Troubled or lonely teenagers are also more likely to get influenced by such posts to feel a sense of belonging. Take the example of the Blue Whale Challenge which had caused widespread panic in India in 2017 after a Mumbai teen’s suicide, allegedly due to the online ‘game’. In the Blue Whale Challenge, a curator apparently takes the participant through a set of 50 tasks which facilitate self-harm, sleep deprivation and isolation, and ultimately, suicide.

Experts had told TNM then that a teen is more likely to participate, and self-harm, when they are already experiencing depressive or anxious episodes, and probably because it gives them a sense of achievement and belonging with others who are experiencing the same thing.

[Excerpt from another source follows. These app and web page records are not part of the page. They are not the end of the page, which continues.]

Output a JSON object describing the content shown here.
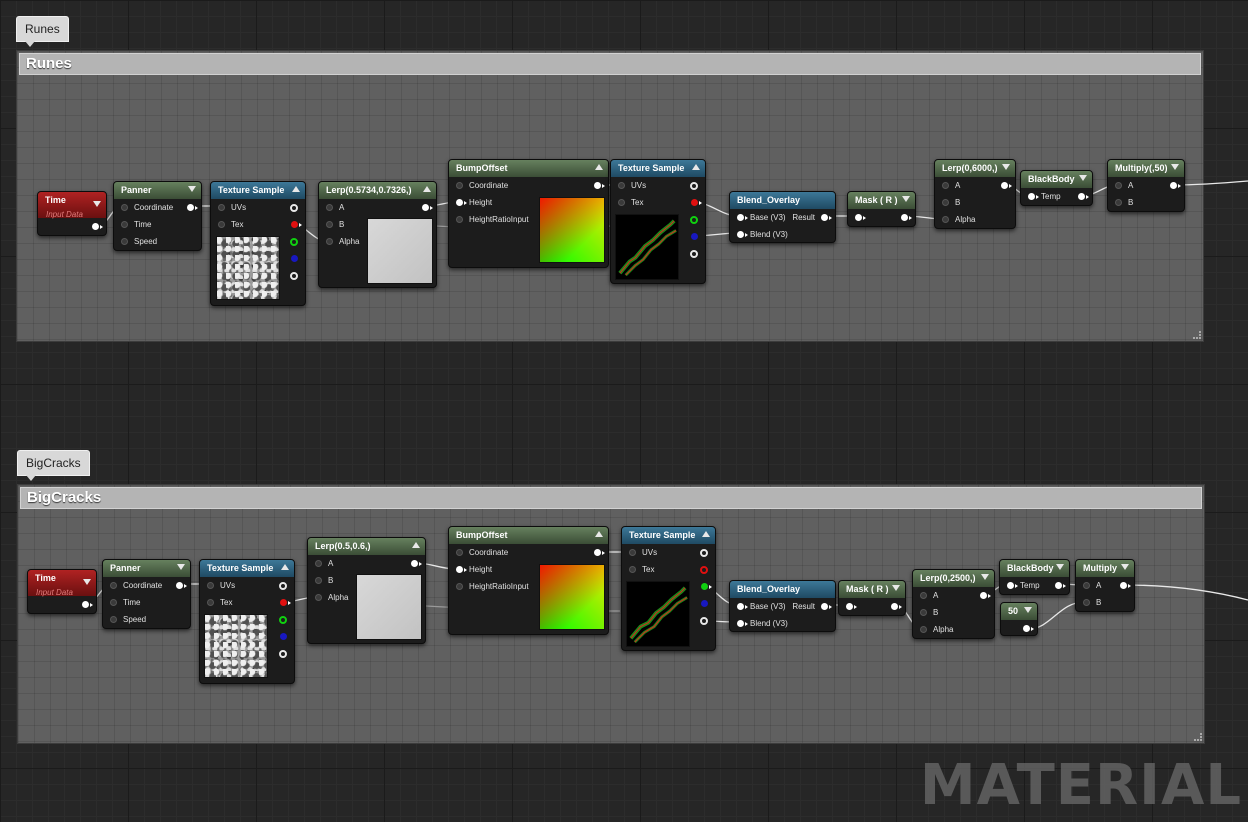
{
  "groups": [
    {
      "tab_label": "Runes",
      "header": "Runes",
      "nodes": {
        "time": {
          "title": "Time",
          "subtitle": "Input Data"
        },
        "panner": {
          "title": "Panner",
          "inputs": [
            "Coordinate",
            "Time",
            "Speed"
          ]
        },
        "texture_sample_1": {
          "title": "Texture Sample",
          "inputs": [
            "UVs",
            "Tex"
          ]
        },
        "lerp_1": {
          "title": "Lerp(0.5734,0.7326,)",
          "inputs": [
            "A",
            "B",
            "Alpha"
          ]
        },
        "bump_offset": {
          "title": "BumpOffset",
          "inputs": [
            "Coordinate",
            "Height",
            "HeightRatioInput"
          ]
        },
        "texture_sample_2": {
          "title": "Texture Sample",
          "inputs": [
            "UVs",
            "Tex"
          ]
        },
        "blend_overlay": {
          "title": "Blend_Overlay",
          "inputs": [
            "Base (V3)",
            "Blend (V3)"
          ],
          "output": "Result"
        },
        "mask": {
          "title": "Mask ( R )"
        },
        "lerp_2": {
          "title": "Lerp(0,6000,)",
          "inputs": [
            "A",
            "B",
            "Alpha"
          ]
        },
        "blackbody": {
          "title": "BlackBody",
          "inputs": [
            "Temp"
          ]
        },
        "multiply": {
          "title": "Multiply(,50)",
          "inputs": [
            "A",
            "B"
          ]
        }
      }
    },
    {
      "tab_label": "BigCracks",
      "header": "BigCracks",
      "nodes": {
        "time": {
          "title": "Time",
          "subtitle": "Input Data"
        },
        "panner": {
          "title": "Panner",
          "inputs": [
            "Coordinate",
            "Time",
            "Speed"
          ]
        },
        "texture_sample_1": {
          "title": "Texture Sample",
          "inputs": [
            "UVs",
            "Tex"
          ]
        },
        "lerp_1": {
          "title": "Lerp(0.5,0.6,)",
          "inputs": [
            "A",
            "B",
            "Alpha"
          ]
        },
        "bump_offset": {
          "title": "BumpOffset",
          "inputs": [
            "Coordinate",
            "Height",
            "HeightRatioInput"
          ]
        },
        "texture_sample_2": {
          "title": "Texture Sample",
          "inputs": [
            "UVs",
            "Tex"
          ]
        },
        "blend_overlay": {
          "title": "Blend_Overlay",
          "inputs": [
            "Base (V3)",
            "Blend (V3)"
          ],
          "output": "Result"
        },
        "mask": {
          "title": "Mask ( R )"
        },
        "lerp_2": {
          "title": "Lerp(0,2500,)",
          "inputs": [
            "A",
            "B",
            "Alpha"
          ]
        },
        "blackbody": {
          "title": "BlackBody",
          "inputs": [
            "Temp"
          ]
        },
        "constant": {
          "title": "50"
        },
        "multiply": {
          "title": "Multiply",
          "inputs": [
            "A",
            "B"
          ]
        }
      }
    }
  ],
  "watermark": "MATERIAL"
}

‘You cannot ban everything’

While agencies such as Instagram do have algorithms in place which detect any “trigger words,” these options can be easily dismissed. As pointed out in BBC’s interview Ian Russell, people can simply click on “ignore” and dismiss the cautionary messages warning of graphic content which pop-up on the screen when someone runs a search for these terms on the platform.

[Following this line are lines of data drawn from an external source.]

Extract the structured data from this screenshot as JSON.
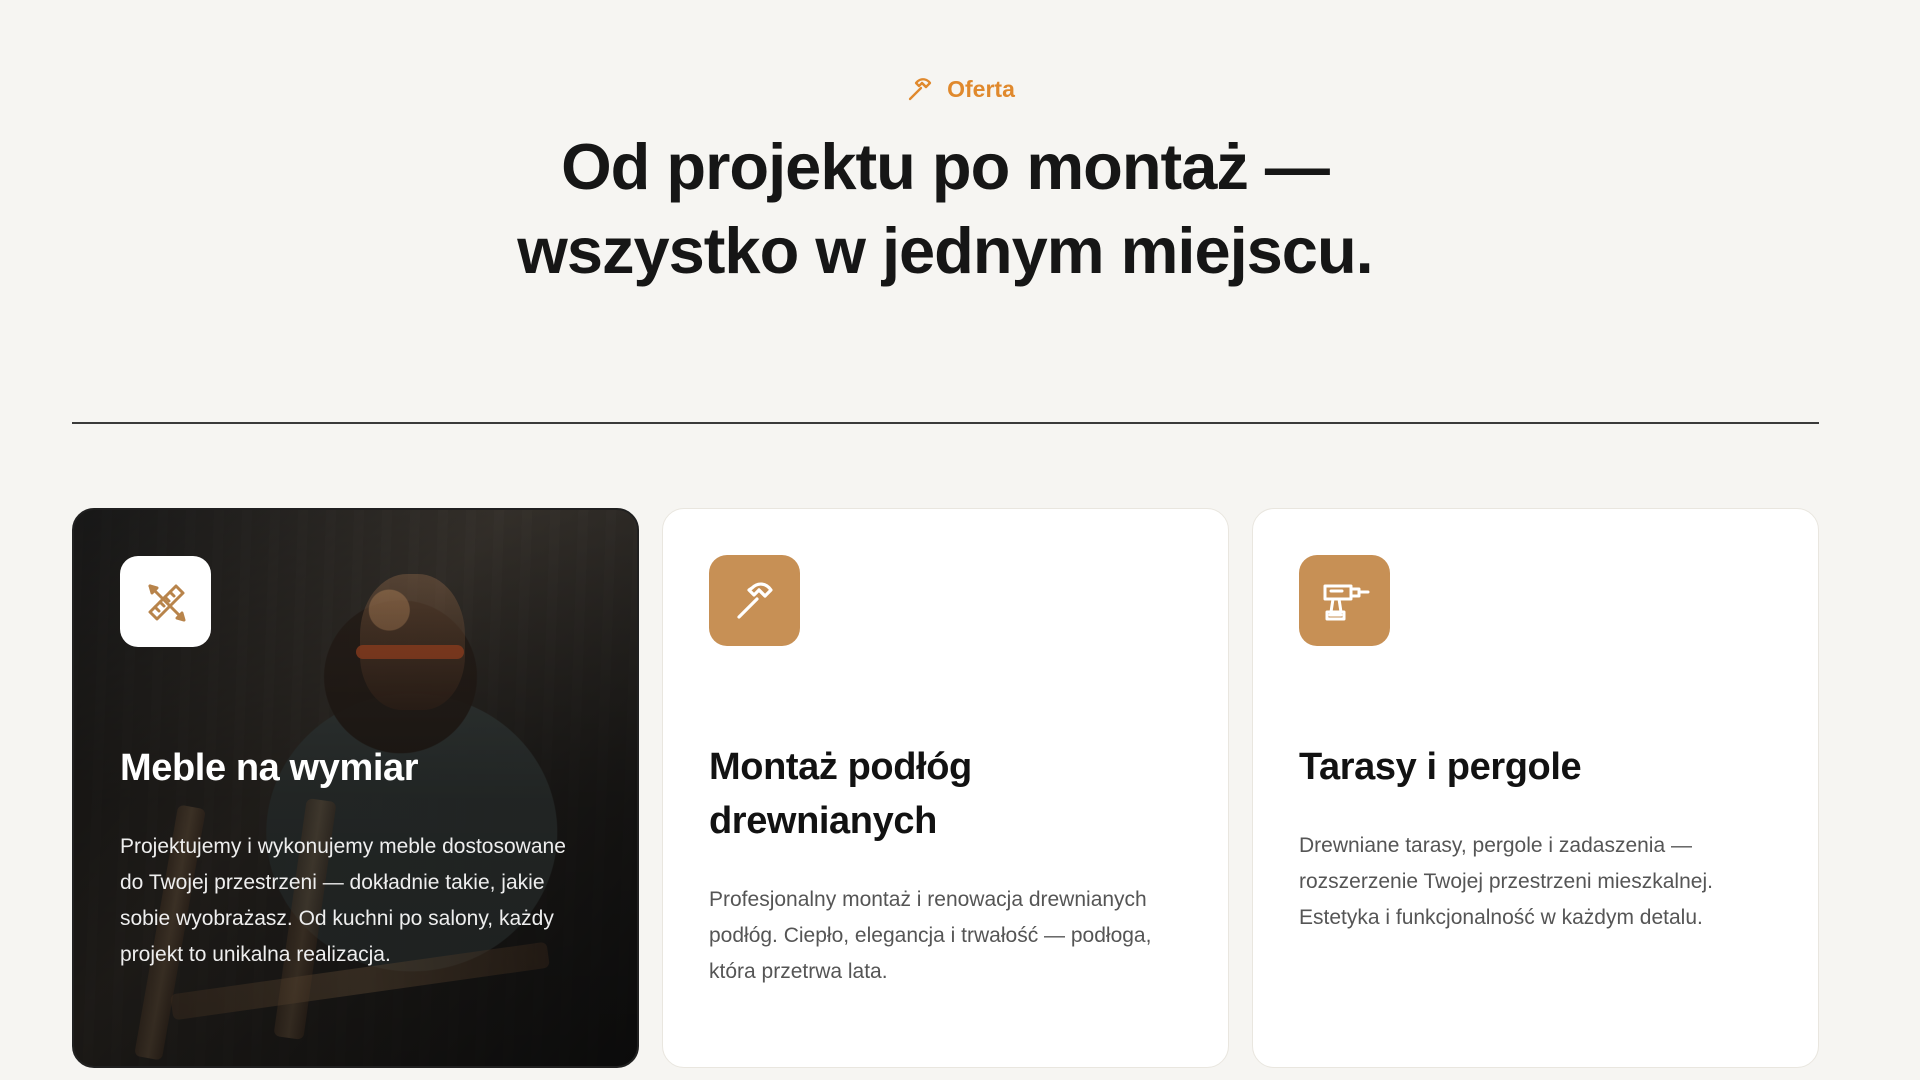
{
  "section": {
    "eyebrow": "Oferta",
    "headline": "Od projektu po montaż — wszystko w jednym miejscu."
  },
  "cards": [
    {
      "title": "Meble na wymiar",
      "description": "Projektujemy i wykonujemy meble dostosowane do Twojej przestrzeni — dokładnie takie, jakie sobie wyobrażasz. Od kuchni po salony, każdy projekt to unikalna realizacja.",
      "icon": "ruler-pencil-icon"
    },
    {
      "title": "Montaż podłóg drewnianych",
      "description": "Profesjonalny montaż i renowacja drewnianych podłóg. Ciepło, elegancja i trwałość — podłoga, która przetrwa lata.",
      "icon": "hammer-icon"
    },
    {
      "title": "Tarasy i pergole",
      "description": "Drewniane tarasy, pergole i zadaszenia — rozszerzenie Twojej przestrzeni mieszkalnej. Estetyka i funkcjonalność w każdym detalu.",
      "icon": "drill-icon"
    }
  ],
  "colors": {
    "background": "#f6f5f2",
    "accent": "#e0892d",
    "card_icon_background": "#c79055",
    "text": "#121212",
    "muted_text": "#555555"
  }
}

Further, when someone likes a page or hashtag on Instagram, the site suggests similar posts for the individual to follow. This leads to those searching for harmful posts to be able to access more of the same, which may aggravate their mindset. In response to the incident, Facebook (which owns Instagram) issued a statement saying that it was “sorry”.

Dr Vivek shares that increasing use of social media among impressionable teens is indeed leading to a plethora of issues pertaining to body image, body dysmorphic disorder, peer pressure, eating disorders and so on. While lauding Instagram for banning graphic images of self-harm, Dr Vivek also points out a very simple reality of the internet – you cannot ban everything. Dr Gangadhar BN, Director of National Institute of Mental Health and Neurological Sciences (NIMHANS) in Bengaluru, too points out that a ban will not address the root of the issue.

Dr Gangadhar states that teenagers will always be subject to some stress or pressure. However, it is when this behaviour is taken to a digital platform that it gets exemplified manifold. “So how can we say that a ban on such pages and content will be effective in handling the larger problem, which is that teens do face certain pressures at that age. Many of them might be experiencing a mental health problem, but we cannot say that it is merely because of social media that they are affected,” he argues.

Dr Vivek believes that what is required is actually training children in life skills, stress management. Teachers and parents also need to impart skills in identifying signs of mental health issues in kids so that pre-emptive steps can be taken.

Cannot ignore positives of social media

Dr Gangadhar points out that despite the negative influences of social media on teens, several people have utilised these forums in a healthy manner and use it to address several important issues, including mental health. For instance, Indian-origin Canadian YouTuber Lilly Singh uses her channel ||Superwoman|| to spread positive messages and has spoken about her struggles with the depression.

 

In November 2018, Lilly announced she was taking a break from YouTube for her mental health. 

Meanwhile, the UK is beginning to debate a ban on social media sites as a solution to keep individuals from easily accessing such graphic content. However, an overall ban overlooks the benefits of these platforms altogether.

“We can’t ignore the good that comes from such pages as well. Several people find solace in online support group. As long as this is done within a healthy balance and they do not become dependent on this altogether, there is no harm to turning to such groups for getting some moral support,” says Dr Gangadhar.

However, he also acknowledges that these are also just supportive measures which would be more effective in combination with the right care and attention.

“While these groups help individuals, they might not be as effective as when they are given the right treatment and care. The family needs to be involved - when the family dynamics are improved and children feel more accepted and understood, it’ll help to encourage communication in the household. This would have a more significant impact on the child who may be experiencing emotional turmoil,” adds the NIMHANS director.